He asked if there were any questions and I asked: Can I swim? Yes. Can I bike? Yes, as long as you don't feel pain or discomfort. Can I run? NO. Not until the shin/calf muscle is in better condition. Cool.
Got home that evening, started the drug stuff and ice and thought just how dang lucky I was that day. Maybe luck isn't the right word. I DID see her and anticipate her action. Just not soon enough.
So there you have it, the nuts and bolts of my first impact with a vehicle after all these years.
Sad to hear about the bike. So did i read that right as for the insurance stuff? Sounds like its too pricey to fix, so once they do their thing you will likely get a new bike on their dime right?End of the road for the R1150GSA...
Cycle-Lift retrieved the scooter and trailered it up to Roberts at Lonestar BMW. A quick once-over revealed for sure one fork tube, possibly both. I made contact with my insurance company and later spoke with the adjuster who again, was very cordial and pleasant to deal with.

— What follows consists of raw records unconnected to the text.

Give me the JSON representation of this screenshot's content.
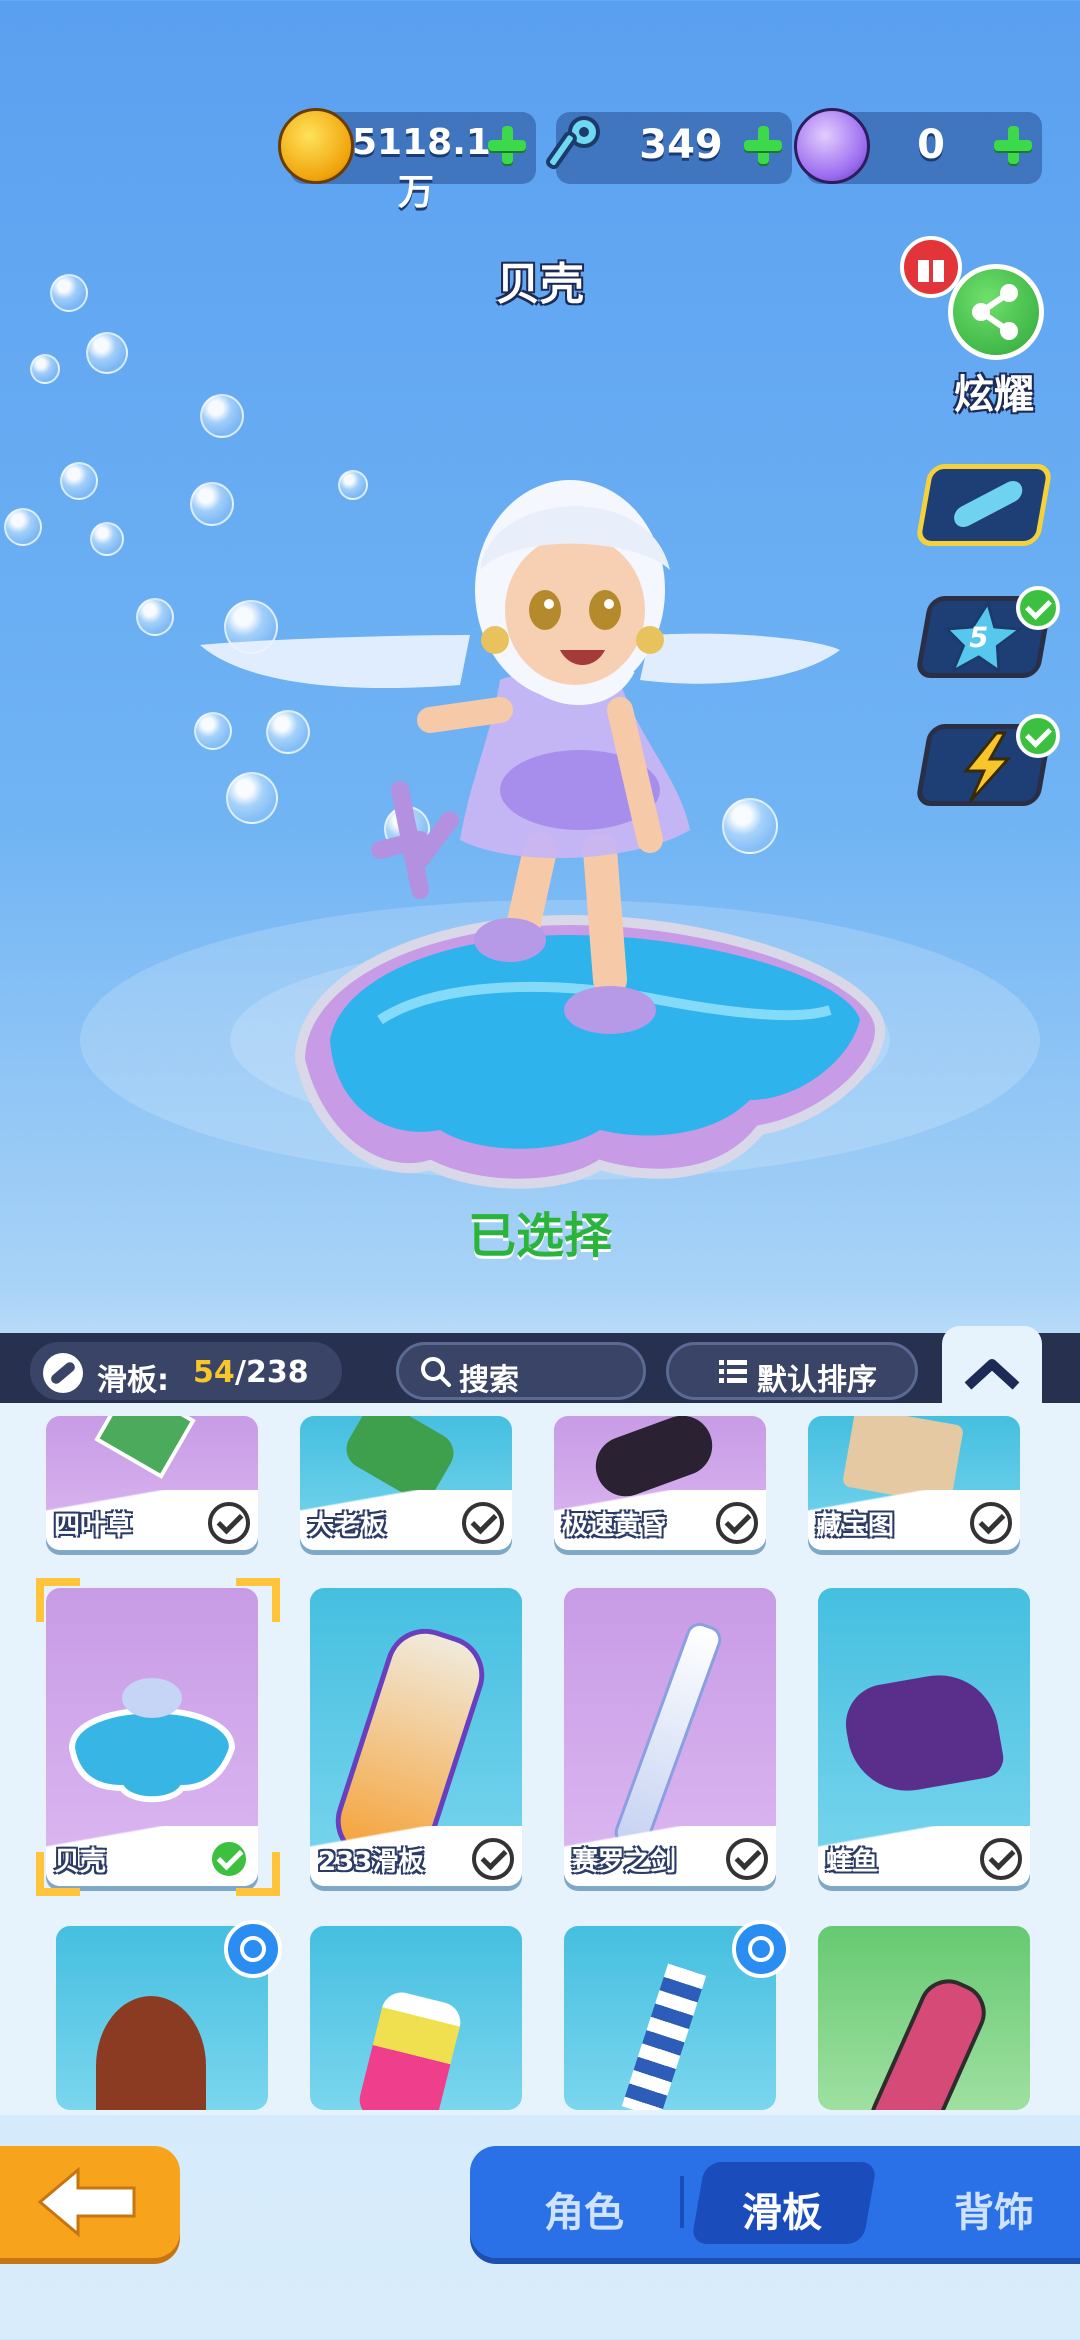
{
  "currencies": [
    {
      "name": "coin-icon",
      "value": "5118.1万",
      "color": "#f5b90f"
    },
    {
      "name": "key-icon",
      "value": "349",
      "color": "#5fd2f0"
    },
    {
      "name": "gem-icon",
      "value": "0",
      "color": "#a77cf0"
    }
  ],
  "item_title": "贝壳",
  "share_label": "炫耀",
  "badge_level": "5",
  "selected_label": "已选择",
  "collection": {
    "label": "滑板:",
    "owned": "54",
    "total": "/238"
  },
  "search_label": "搜索",
  "sort_label": "默认排序",
  "items_row1": [
    {
      "name": "四叶草",
      "owned": true
    },
    {
      "name": "大老板",
      "owned": true
    },
    {
      "name": "极速黄昏",
      "owned": true
    },
    {
      "name": "藏宝图",
      "owned": true
    }
  ],
  "items_row2": [
    {
      "name": "贝壳",
      "owned": true,
      "selected": true
    },
    {
      "name": "233滑板",
      "owned": true
    },
    {
      "name": "赛罗之剑",
      "owned": true
    },
    {
      "name": "蝰鱼",
      "owned": true
    }
  ],
  "items_row3_timers": [
    true,
    false,
    true,
    false
  ],
  "nav": {
    "tab1": "角色",
    "tab2": "滑板",
    "tab3": "背饰",
    "active": "滑板"
  },
  "colors": {
    "accent": "#2a71e8",
    "selected_frame": "#ffc43a",
    "selected_text": "#2bb43c"
  }
}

He said he would get over to Lonestar Friday to evaluate the bike and go from there.
So on Friday, TexTom and I made our way up to Chuy's next door and had some good post-accident recovery food. (Hatch chili chicken enchiladas) Afterwards, we wandered over to Lonestar to just look and get an idea of the rough estimate that Robert and his crew worked up. On first pass, it wasn't too terrible to include both fork tubes, the trailing arm, fork bridge and 'beak'. While we were there, the adjuster arrived so I got to meet him and watch/ask questions. Robert, TexTom, the adjuster and me went back to see the bike and upon closer inspection, a couple more things were noticed including the front wheel. Eeks, that's $1300 and would go up as a new front tire would probably be mounted.
Well, in a nutshell, that put the repair cost over the threshold to repair the bike. The R1150GSA had seen it's last mile at the hands of an inattentive driver. Later that afternoon, the adjuster called me up and talked numbers and options.
So I still need to find out what her insurance company is going to do on the bike. I learned I can do the whole thing from my side/through my insurance without any ill effects on premiums etc. as this is a "no fault" incident. I just need to cough up the deductible for them to do this, they subregate? the thing to her company and my $500 comes back to me.
It was a fun bike and as always, good looking too.